at peering points. It doesn't matter how little rack space it takes, or that
the BGP4 traffic would be on different media like Ethernet, or whether it is
(I'm not going to take a position) a wonderful idea or not. Legally, we cannot
require it. Practically, the peering points are "open" to the extent that
folks are expected to use their GIGAhose "as they see fit."
Actually, the only ASes that would benefit immidiately from this
collocated RS configuration would be those that are seeing 100k or more
paths now (i.e. folk who are located at multiple NAPs, mostly do
non-transit peering, peer with others like themselves and buy little
transit from others). The rest could continue peering at the XP as they
already do since they only add small numbers of paths and tend to buy
transit from others to the routes that they don't get via non-transit
Anyways, noone has to be forced to use collocated RSes (if they can't be
asked to use collocated RS, how can they be asked to use the RA RS?), if
it's the only acceptable way to prevent routers from falling over, then
many will choose to implement this. Besides, where peering is arranged

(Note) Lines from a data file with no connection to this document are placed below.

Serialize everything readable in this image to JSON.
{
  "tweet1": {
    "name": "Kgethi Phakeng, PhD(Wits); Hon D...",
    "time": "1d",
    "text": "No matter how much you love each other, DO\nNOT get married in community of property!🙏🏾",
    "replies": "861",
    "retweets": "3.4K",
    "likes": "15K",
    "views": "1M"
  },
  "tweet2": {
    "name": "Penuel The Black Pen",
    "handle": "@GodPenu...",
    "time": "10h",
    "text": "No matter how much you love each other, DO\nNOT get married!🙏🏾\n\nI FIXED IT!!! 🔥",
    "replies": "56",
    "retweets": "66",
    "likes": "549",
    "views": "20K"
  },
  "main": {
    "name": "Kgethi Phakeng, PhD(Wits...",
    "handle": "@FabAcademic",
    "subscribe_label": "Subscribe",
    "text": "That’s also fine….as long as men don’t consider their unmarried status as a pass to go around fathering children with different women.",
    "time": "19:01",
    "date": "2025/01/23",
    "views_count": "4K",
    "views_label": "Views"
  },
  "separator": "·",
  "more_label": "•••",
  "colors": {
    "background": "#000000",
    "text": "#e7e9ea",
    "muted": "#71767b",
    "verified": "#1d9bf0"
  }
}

on a one-by-one basis rather than multilaterally (as at the MAEs) any
carrier of sufficient size can refuse to peer with anyone not willing to
use collocated RSes.
I think this is a reasonable architecture and if I am asked to recommend an
architecture to someone connected to a MAE or NAP, I will mention this one.
I recommend that you do the same. Perhaps you can live to see your ideal
done up in practice. But banish all expectations that either a peering point
administrator will help enforce your ideology, or that you will ever get full
voluntary buy-in from every peer.
N**2 BGP4 sessions are bad for likely values of N (100, maybe.) That won't
change just because we've got a 1GB-RAM DEC Alpha with a 300MHz processor
instead of a Cisco to do our route processing. N**2 BGP4 sessions is a bad
design no matter what you're implementing it with. In that sense, your idea
is not "viable" since it doesn't solve some of the real problems coming up.
Oh, of course, and I did mention that collocated route servers do not
solve any scalability problem, they just get around the Cisco memory
capacity problem. Apart from this, it is also worth noting that few
routers at each XP announce a full set of routes to some or all
neighbors: most announce what they originate, transit ASes announce what
they originate as well as what their customers originate; those who do
not get enough routes from non-transit peering buy transit for what they
cannot hear from bigger carriers. The result is that with 20 neighbors a
given router likely won't hear 20x full-Internet paths.
Does a central RS per-NAP have better scalability than collocated per-AS
route servers do? This is an honest question; I would venture that it
doesn't, but I have not studied the question enough. The whole point of
my suggesting collocated per-AS route servers was that Sprint refuses to
go with the RA RS idea and Sprint is large enough that there is now
going to be a bit of the Pittsburg NANOG conference dedicated to this
problem; my hope was that collocated route servers would be acceptable
to Sprint, thus buying us much time before even that scheme became
unusable due to scalability problems.
[A fast PC with 1GB of RAM should be able to handle any NAP for the next
year to two years, by which time IPv6 could be hitting the scene]
I can't even begin to comment on that, I'm sure that I'd offend you.
That's ok. If I'm ignorant of something, I'd like to learn; it won't
offend me to be shown I don't know something (at worst I will feel
embarrassed). What bothers you about that comment? I know how quickly the
Internet is growing and I'm betting that collocated route servers will
scale for the next year at least, probably longer. As for IPv6, I freely
admit that I'm not up to date on what is happenning with it, but I
understand it uses CIDR from the beginning. That IPv4 used that awful
class scheme for so long is the main reason we're talking about 100k
paths and routers falling over; if IPv6 can start with CIDR from the
beginning along with no IP address protability accross carriers, then
we'll be ok. IPv6 could benefit from better host, router and name server
configuration protocols so as to simplify renumbering; so could IPv4.